INSTRUCTIONS FOR THE TASK
Every line with the string "ratolí" should be copied from the data.

═════ DATA RECORDS

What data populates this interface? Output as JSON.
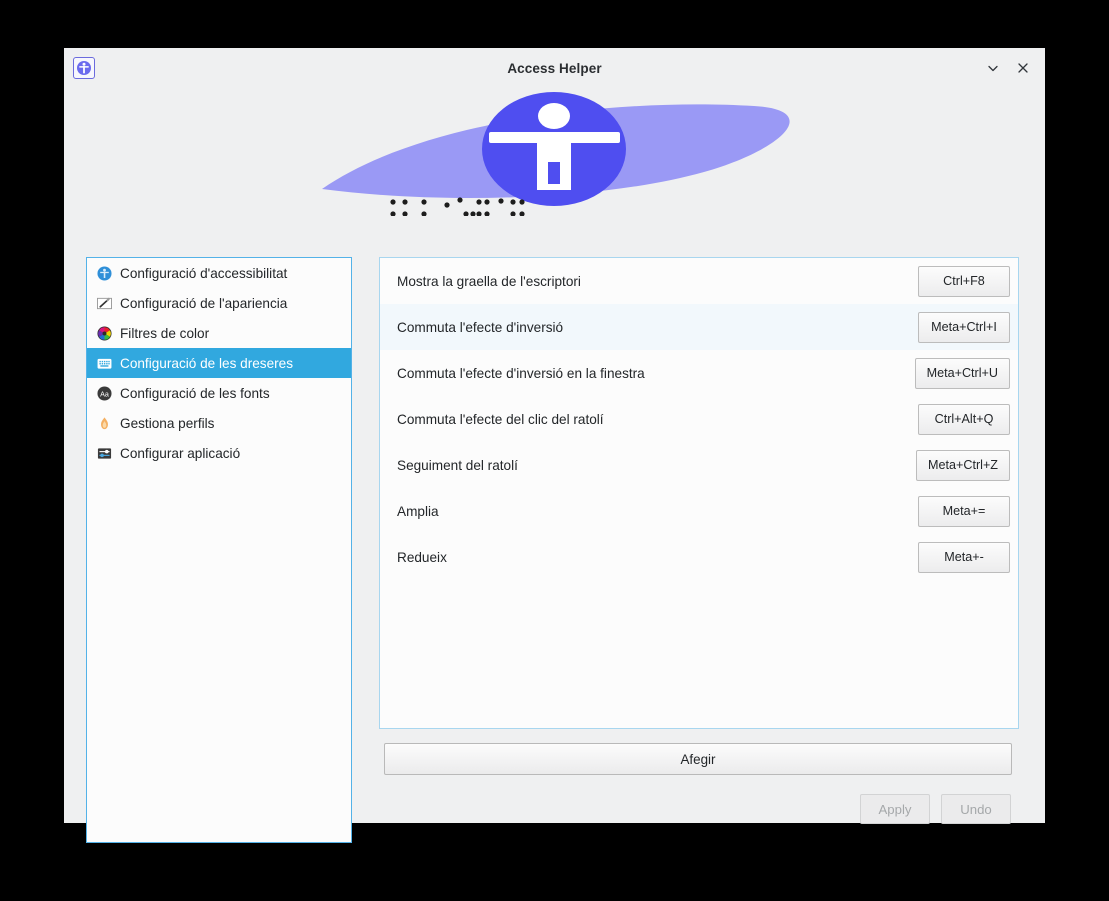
{
  "window": {
    "title": "Access Helper",
    "icon": "accessibility-app-icon",
    "controls": {
      "minimize": "chevron-down-icon",
      "close": "close-icon"
    }
  },
  "banner": {
    "icon": "accessibility-person-icon",
    "shape_color": "#9a99f5",
    "circle_color": "#4f4ef0",
    "figure_color": "#ffffff",
    "braille_left": "⠁⠃⠉⠙⠑⠋⠛",
    "braille_right": "⠊⠚⠅⠇⠍⠝⠕⠏⠟⠗"
  },
  "sidebar": {
    "items": [
      {
        "label": "Configuració d'accessibilitat",
        "icon": "accessibility-icon",
        "selected": false
      },
      {
        "label": "Configuració de l'apariencia",
        "icon": "brush-icon",
        "selected": false
      },
      {
        "label": "Filtres de color",
        "icon": "color-wheel-icon",
        "selected": false
      },
      {
        "label": "Configuració de les dreseres",
        "icon": "keyboard-icon",
        "selected": true
      },
      {
        "label": "Configuració de les fonts",
        "icon": "font-aa-icon",
        "selected": false
      },
      {
        "label": "Gestiona perfils",
        "icon": "flame-icon",
        "selected": false
      },
      {
        "label": "Configurar aplicació",
        "icon": "sliders-icon",
        "selected": false
      }
    ],
    "selected_color": "#31a8df"
  },
  "shortcuts": {
    "rows": [
      {
        "label": "Mostra la graella de l'escriptori",
        "key": "Ctrl+F8",
        "highlighted": false
      },
      {
        "label": "Commuta l'efecte d'inversió",
        "key": "Meta+Ctrl+I",
        "highlighted": true
      },
      {
        "label": "Commuta l'efecte d'inversió en la finestra",
        "key": "Meta+Ctrl+U",
        "highlighted": false
      },
      {
        "label": "Commuta l'efecte del clic del ratolí",
        "key": "Ctrl+Alt+Q",
        "highlighted": false
      },
      {
        "label": "Seguiment del ratolí",
        "key": "Meta+Ctrl+Z",
        "highlighted": false
      },
      {
        "label": "Amplia",
        "key": "Meta+=",
        "highlighted": false
      },
      {
        "label": "Redueix",
        "key": "Meta+-",
        "highlighted": false
      }
    ]
  },
  "actions": {
    "add_label": "Afegir",
    "apply_label": "Apply",
    "undo_label": "Undo"
  }
}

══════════

ANSWER BOX
        "label": "Commuta l'efecte del clic del ratolí",
        "label": "Seguiment del ratolí",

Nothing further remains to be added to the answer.